Sometimes, I struggle for warmth. When the fire of the day is too thin and pale to hold through the long night. I’m afraid I’ll disappear before the morning comes again—the alarm, the pale sun, to hustle me on my way out the door and into the cold morning light, where I forget that I even need a fire—or what a fire is… On those nights, I will, from time to time, pick up the little books on my shelf. The thin books. Not fat full of thousands of pages of prose, but lean, compact, filled with words carefully crafted for maximum impact. Sonnets and plays. Short forms. Poetry, to light the fire. Tonight I picked up a small collection of sonnets and short writings by a friend-of-a-friend. A friend of my friend, who I always wished had been a better friend of mine.
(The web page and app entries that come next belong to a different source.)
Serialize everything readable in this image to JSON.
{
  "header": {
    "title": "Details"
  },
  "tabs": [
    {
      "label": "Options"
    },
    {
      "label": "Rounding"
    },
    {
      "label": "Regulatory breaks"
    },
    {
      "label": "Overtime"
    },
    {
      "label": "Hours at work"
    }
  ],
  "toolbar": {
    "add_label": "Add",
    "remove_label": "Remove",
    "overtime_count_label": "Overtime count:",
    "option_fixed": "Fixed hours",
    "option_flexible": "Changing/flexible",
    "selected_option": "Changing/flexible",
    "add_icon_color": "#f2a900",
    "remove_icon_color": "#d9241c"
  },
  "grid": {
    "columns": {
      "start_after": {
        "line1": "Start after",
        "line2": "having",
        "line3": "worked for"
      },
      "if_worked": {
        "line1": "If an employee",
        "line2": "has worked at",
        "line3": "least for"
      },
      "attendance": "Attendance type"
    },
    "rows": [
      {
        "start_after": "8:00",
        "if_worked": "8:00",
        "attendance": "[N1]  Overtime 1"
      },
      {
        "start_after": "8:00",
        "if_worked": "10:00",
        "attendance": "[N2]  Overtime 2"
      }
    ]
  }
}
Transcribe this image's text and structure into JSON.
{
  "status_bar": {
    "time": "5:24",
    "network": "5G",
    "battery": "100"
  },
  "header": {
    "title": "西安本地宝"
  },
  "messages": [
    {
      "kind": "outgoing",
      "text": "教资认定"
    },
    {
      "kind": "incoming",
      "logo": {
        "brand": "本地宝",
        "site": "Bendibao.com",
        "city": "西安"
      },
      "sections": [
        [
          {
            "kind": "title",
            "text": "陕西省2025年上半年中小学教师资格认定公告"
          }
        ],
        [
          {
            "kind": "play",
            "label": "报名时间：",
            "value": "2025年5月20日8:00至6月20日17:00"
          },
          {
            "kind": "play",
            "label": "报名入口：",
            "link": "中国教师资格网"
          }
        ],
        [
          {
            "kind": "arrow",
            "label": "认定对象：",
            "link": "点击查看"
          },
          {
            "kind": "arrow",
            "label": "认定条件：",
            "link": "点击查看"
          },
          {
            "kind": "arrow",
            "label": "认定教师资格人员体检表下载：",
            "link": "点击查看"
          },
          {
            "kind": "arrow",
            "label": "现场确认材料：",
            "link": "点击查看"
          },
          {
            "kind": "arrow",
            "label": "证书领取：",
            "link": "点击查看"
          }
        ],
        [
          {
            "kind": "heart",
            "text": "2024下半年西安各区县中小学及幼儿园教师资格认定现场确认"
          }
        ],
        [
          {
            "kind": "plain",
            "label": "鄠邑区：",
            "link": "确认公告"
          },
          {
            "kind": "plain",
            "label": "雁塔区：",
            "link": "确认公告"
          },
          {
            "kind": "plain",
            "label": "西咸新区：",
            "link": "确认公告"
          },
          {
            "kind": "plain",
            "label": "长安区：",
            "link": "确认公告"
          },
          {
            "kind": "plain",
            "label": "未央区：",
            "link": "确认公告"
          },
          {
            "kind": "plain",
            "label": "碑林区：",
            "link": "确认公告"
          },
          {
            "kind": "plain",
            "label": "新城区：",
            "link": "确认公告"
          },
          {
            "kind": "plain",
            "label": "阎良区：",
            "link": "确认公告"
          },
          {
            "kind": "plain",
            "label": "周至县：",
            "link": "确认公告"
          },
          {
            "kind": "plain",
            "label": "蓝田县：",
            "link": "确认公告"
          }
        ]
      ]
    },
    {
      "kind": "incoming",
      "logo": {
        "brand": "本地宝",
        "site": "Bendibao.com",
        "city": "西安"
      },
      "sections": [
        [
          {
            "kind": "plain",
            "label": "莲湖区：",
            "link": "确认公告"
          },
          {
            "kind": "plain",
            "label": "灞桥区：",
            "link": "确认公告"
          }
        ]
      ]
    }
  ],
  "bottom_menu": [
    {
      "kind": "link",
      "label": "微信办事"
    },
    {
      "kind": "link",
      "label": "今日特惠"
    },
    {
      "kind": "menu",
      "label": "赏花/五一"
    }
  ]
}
The sonnets are full of sparks and I can hear the little scritching noises as I read, the flint and steel meeting and falling onto the steel wool. Inside the front cover is a letter, handwritten, and that reminds me of a time we sat at a table, plates of pasta between us. I could talk about the cheese but had nothing else to say. There was a latency to the connection. My middle class wanderings in the midwest were insufficient—I lacked exposure to the elements that would have allowed me to amplify the resonant frequency between us. I still lack. There is potential energy still passive, suppressed, and sleeping. I wonder if I will ever walk up the mountain far enough for it to become kinetic.
Still, here is the book. One of only a few copies, I’m sure. And the letter, which is only mine. And I recognize, in the words, a latent connection to something inside that has never been fully realized. A way of being—everything aligned into circles and spirals and patterns—layers and metaphor and meaning.
I ache for warmth.